Dataset excerpts: Begin

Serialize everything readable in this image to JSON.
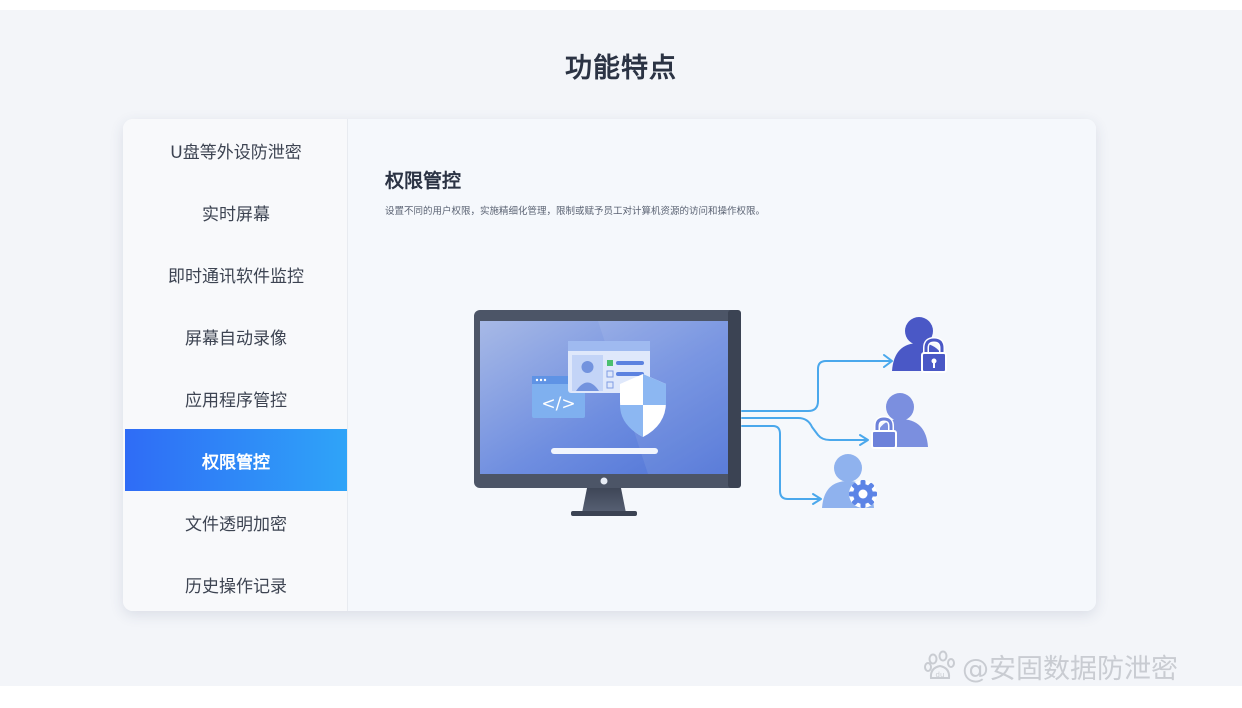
{
  "page": {
    "title": "功能特点"
  },
  "sidebar": {
    "items": [
      {
        "label": "U盘等外设防泄密",
        "active": false
      },
      {
        "label": "实时屏幕",
        "active": false
      },
      {
        "label": "即时通讯软件监控",
        "active": false
      },
      {
        "label": "屏幕自动录像",
        "active": false
      },
      {
        "label": "应用程序管控",
        "active": false
      },
      {
        "label": "权限管控",
        "active": true
      },
      {
        "label": "文件透明加密",
        "active": false
      },
      {
        "label": "历史操作记录",
        "active": false
      }
    ]
  },
  "content": {
    "title": "权限管控",
    "description": "设置不同的用户权限，实施精细化管理，限制或赋予员工对计算机资源的访问和操作权限。"
  },
  "illustration": {
    "icons": [
      "monitor-icon",
      "code-window-icon",
      "id-card-icon",
      "shield-icon",
      "user-lock-icon",
      "user-lock-icon",
      "user-gear-icon"
    ]
  },
  "colors": {
    "accent_start": "#2f6cf6",
    "accent_end": "#2fa4f8",
    "arrow": "#4aa8ec"
  },
  "watermark": {
    "text": "@安固数据防泄密",
    "logo": "du"
  }
}
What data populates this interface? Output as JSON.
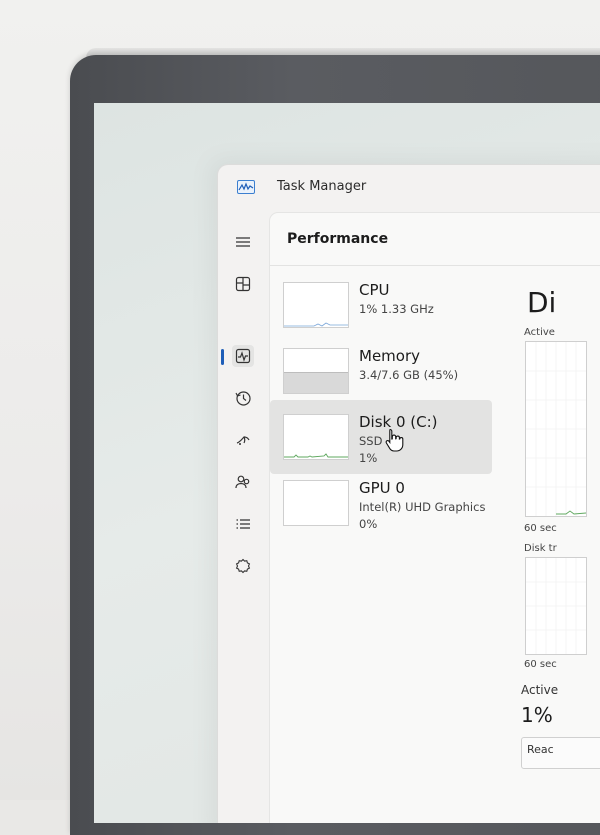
{
  "window": {
    "title": "Task Manager"
  },
  "nav": {
    "items": [
      {
        "icon": "hamburger-menu-icon"
      },
      {
        "icon": "processes-icon"
      },
      {
        "icon": "performance-icon",
        "active": true
      },
      {
        "icon": "app-history-icon"
      },
      {
        "icon": "startup-apps-icon"
      },
      {
        "icon": "users-icon"
      },
      {
        "icon": "details-icon"
      },
      {
        "icon": "services-icon"
      }
    ]
  },
  "performance": {
    "title": "Performance",
    "resources": [
      {
        "name": "CPU",
        "detail": "1%  1.33 GHz",
        "detail2": ""
      },
      {
        "name": "Memory",
        "detail": "3.4/7.6 GB (45%)",
        "detail2": "",
        "fill_fraction": 0.45
      },
      {
        "name": "Disk 0 (C:)",
        "detail": "SSD",
        "detail2": "1%",
        "selected": true
      },
      {
        "name": "GPU 0",
        "detail": "Intel(R) UHD Graphics",
        "detail2": "0%"
      }
    ]
  },
  "detail": {
    "title_partial": "Di",
    "active_label": "Active",
    "seconds_label_1": "60 sec",
    "transfer_label": "Disk tr",
    "seconds_label_2": "60 sec",
    "active_time_label": "Active",
    "active_time_value": "1%",
    "read_label": "Reac"
  },
  "colors": {
    "accent": "#1e5eb8",
    "selected_row": "#e3e3e2",
    "window_bg": "#f3f2f1",
    "bezel": "#55575b"
  }
}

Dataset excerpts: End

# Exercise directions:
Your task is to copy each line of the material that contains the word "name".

# Task answer:
        "name": "CPU",
        "name": "Memory",
        "name": "Disk 0 (C:)",
        "name": "GPU 0",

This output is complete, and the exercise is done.